### Task description:
Locate all lines in the data below that hold "Wednesday" and show them.

-------- Source information --------

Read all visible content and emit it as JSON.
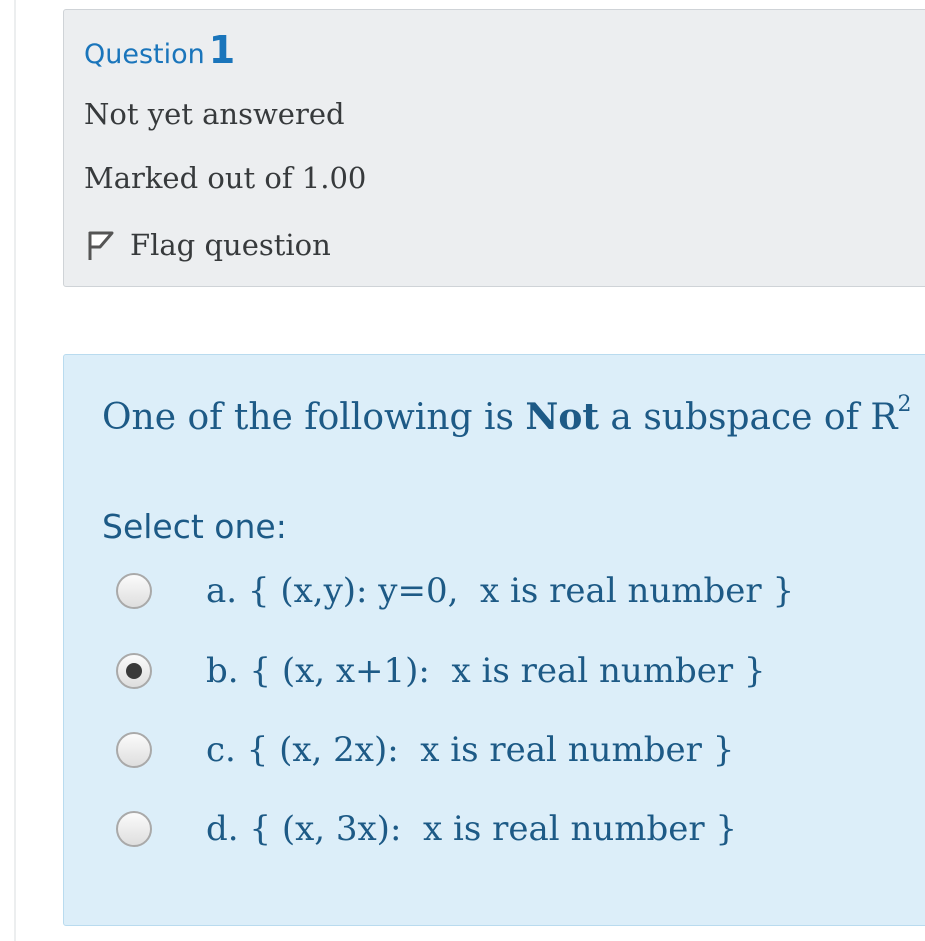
{
  "info": {
    "question_label": "Question",
    "question_number": "1",
    "state": "Not yet answered",
    "grade": "Marked out of 1.00",
    "flag_label": "Flag question"
  },
  "question": {
    "text_before": "One of the following is ",
    "text_bold": "Not",
    "text_after": " a subspace of R",
    "superscript": "2",
    "prompt": "Select one:",
    "options": [
      {
        "label": "a. { (x,y): y=0,  x is real number }",
        "selected": false
      },
      {
        "label": "b. { (x, x+1):  x is real number }",
        "selected": true
      },
      {
        "label": "c. { (x, 2x):  x is real number }",
        "selected": false
      },
      {
        "label": "d. { (x, 3x):  x is real number }",
        "selected": false
      }
    ]
  },
  "colors": {
    "accent_blue": "#1a75bb",
    "question_text": "#1d5a86",
    "content_bg": "#dceef9",
    "info_bg": "#eceef0"
  },
  "icons": {
    "flag": "flag-outline-icon",
    "radio_selected": "radio-checked-icon",
    "radio_unselected": "radio-unchecked-icon"
  }
}
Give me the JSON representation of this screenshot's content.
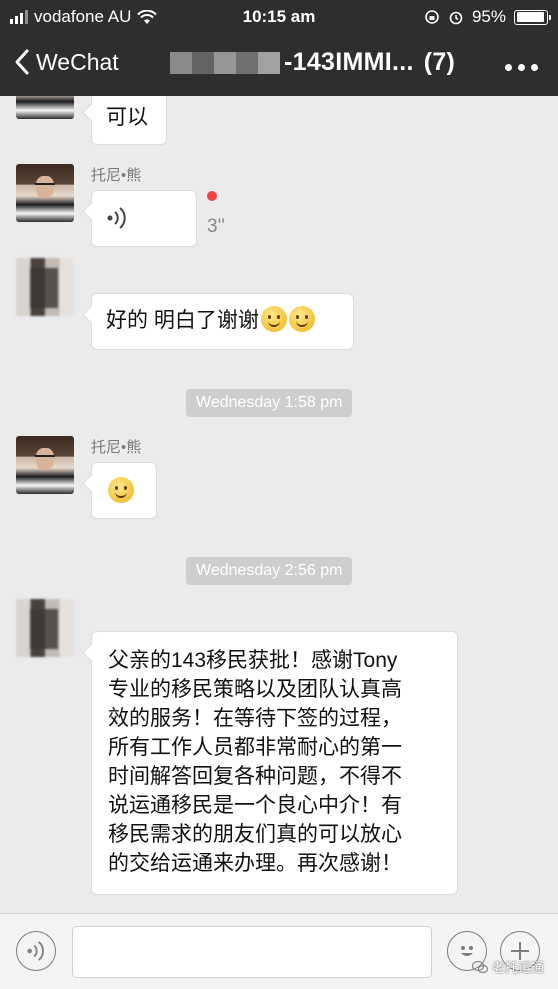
{
  "status_bar": {
    "carrier": "vodafone AU",
    "time": "10:15 am",
    "battery": "95%",
    "battery_level": 0.95
  },
  "nav": {
    "back_label": "WeChat",
    "title": "-143IMMI...",
    "member_count": "(7)"
  },
  "messages": [
    {
      "sender": "",
      "text": "可以"
    },
    {
      "sender": "托尼•熊",
      "type": "voice",
      "duration": "3''"
    },
    {
      "sender": "",
      "text": "好的 明白了谢谢"
    },
    {
      "timestamp": "Wednesday 1:58 pm"
    },
    {
      "sender": "托尼•熊",
      "type": "emoji"
    },
    {
      "timestamp": "Wednesday 2:56 pm"
    },
    {
      "sender": "",
      "lines": [
        "父亲的143移民获批！感谢Tony",
        "专业的移民策略以及团队认真高",
        "效的服务！在等待下签的过程，",
        "所有工作人员都非常耐心的第一",
        "时间解答回复各种问题，不得不",
        "说运通移民是一个良心中介！有",
        "移民需求的朋友们真的可以放心",
        "的交给运通来办理。再次感谢！"
      ]
    }
  ],
  "watermark": "老托运通",
  "icons": {
    "voice": "voice-icon",
    "emoji": "emoji-icon",
    "plus": "plus-icon",
    "back": "chevron-left-icon",
    "more": "more-icon"
  }
}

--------

### Reply to the exercise:
      "timestamp": "Wednesday 1:58 pm"
      "timestamp": "Wednesday 2:56 pm"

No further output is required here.